In the copy, include every record below exactly as it appears, but no pictures.

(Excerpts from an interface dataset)
•••••
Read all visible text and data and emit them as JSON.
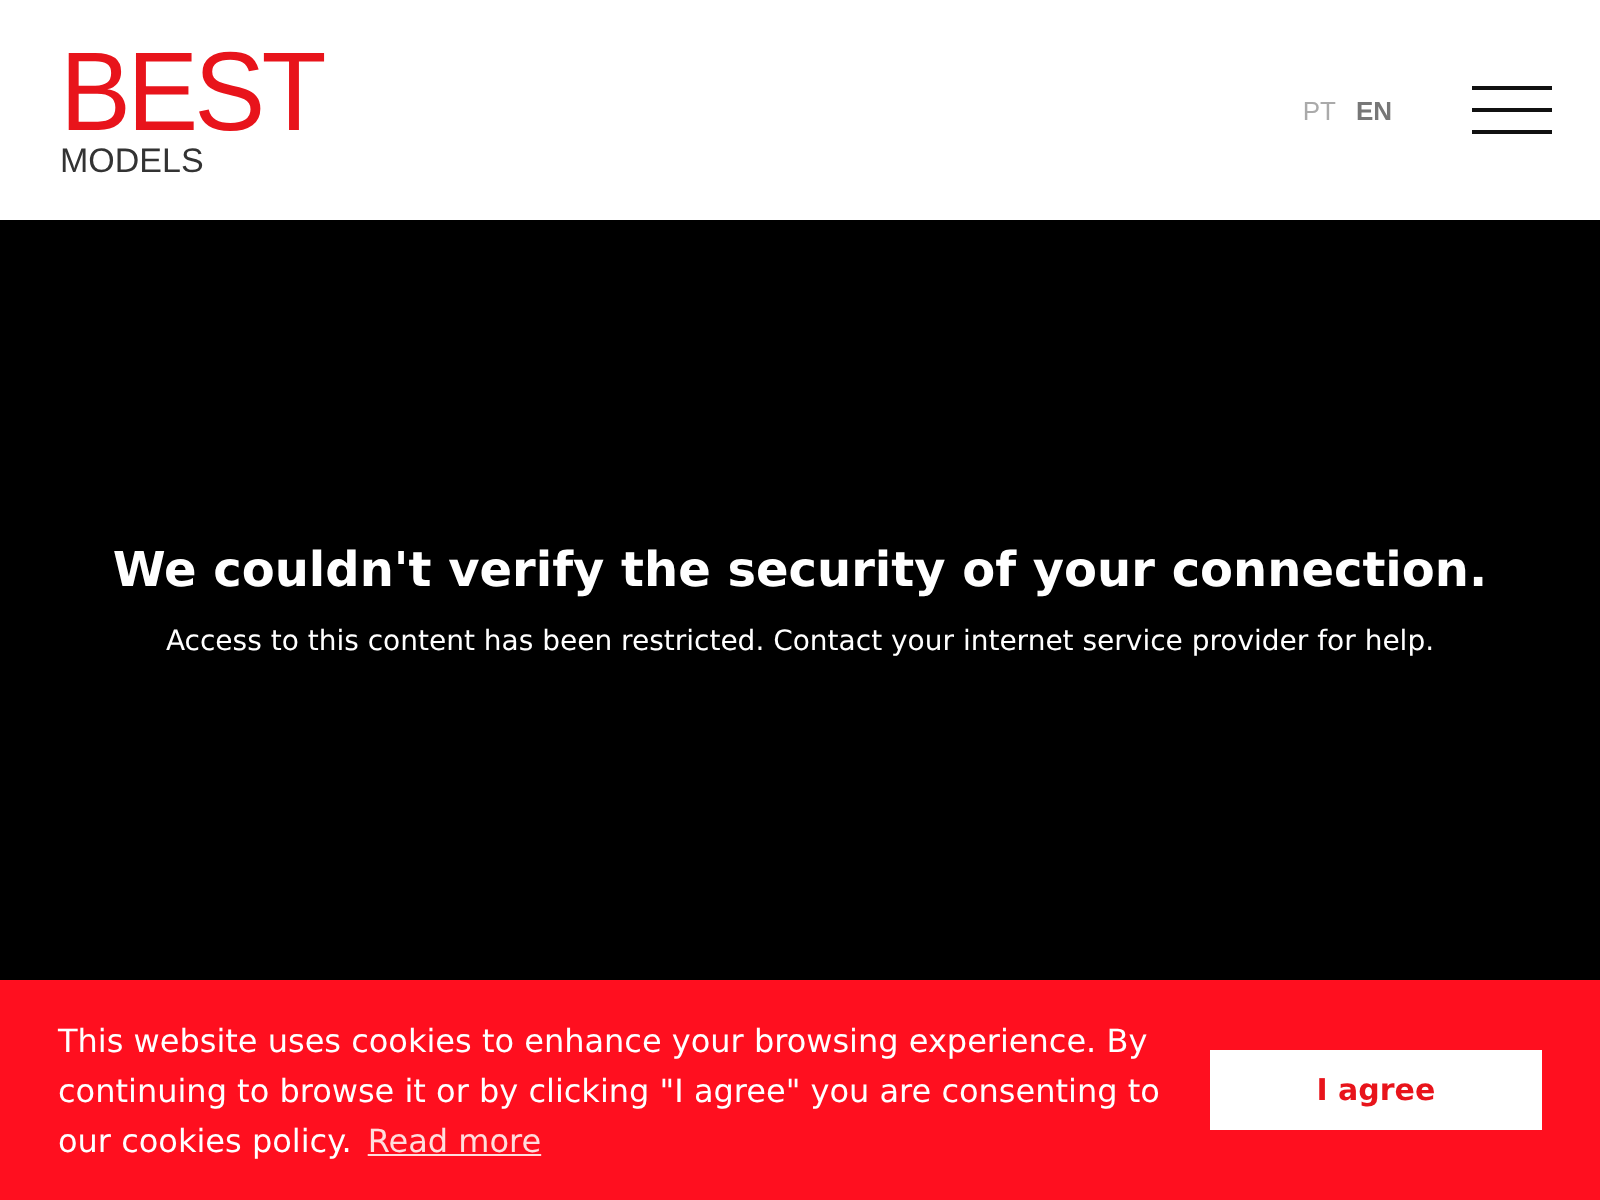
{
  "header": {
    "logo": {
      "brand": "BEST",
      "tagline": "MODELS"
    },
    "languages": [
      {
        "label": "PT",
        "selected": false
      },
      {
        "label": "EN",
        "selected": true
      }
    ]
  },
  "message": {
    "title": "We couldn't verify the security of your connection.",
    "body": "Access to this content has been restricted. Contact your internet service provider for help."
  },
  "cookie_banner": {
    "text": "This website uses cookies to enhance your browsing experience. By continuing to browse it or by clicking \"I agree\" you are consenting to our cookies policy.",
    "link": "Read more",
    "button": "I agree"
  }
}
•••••
- **WRITTEN RESPONSE**:
Read all visible text and data and emit them as JSON.
{
  "header": {
    "logo": {
      "brand": "BEST",
      "tagline": "MODELS"
    },
    "languages": [
      {
        "label": "PT",
        "selected": false
      },
      {
        "label": "EN",
        "selected": true
      }
    ]
  },
  "message": {
    "title": "We couldn't verify the security of your connection.",
    "body": "Access to this content has been restricted. Contact your internet service provider for help."
  },
  "cookie_banner": {
    "text": "This website uses cookies to enhance your browsing experience. By continuing to browse it or by clicking \"I agree\" you are consenting to our cookies policy.",
    "link": "Read more",
    "button": "I agree"
  }
}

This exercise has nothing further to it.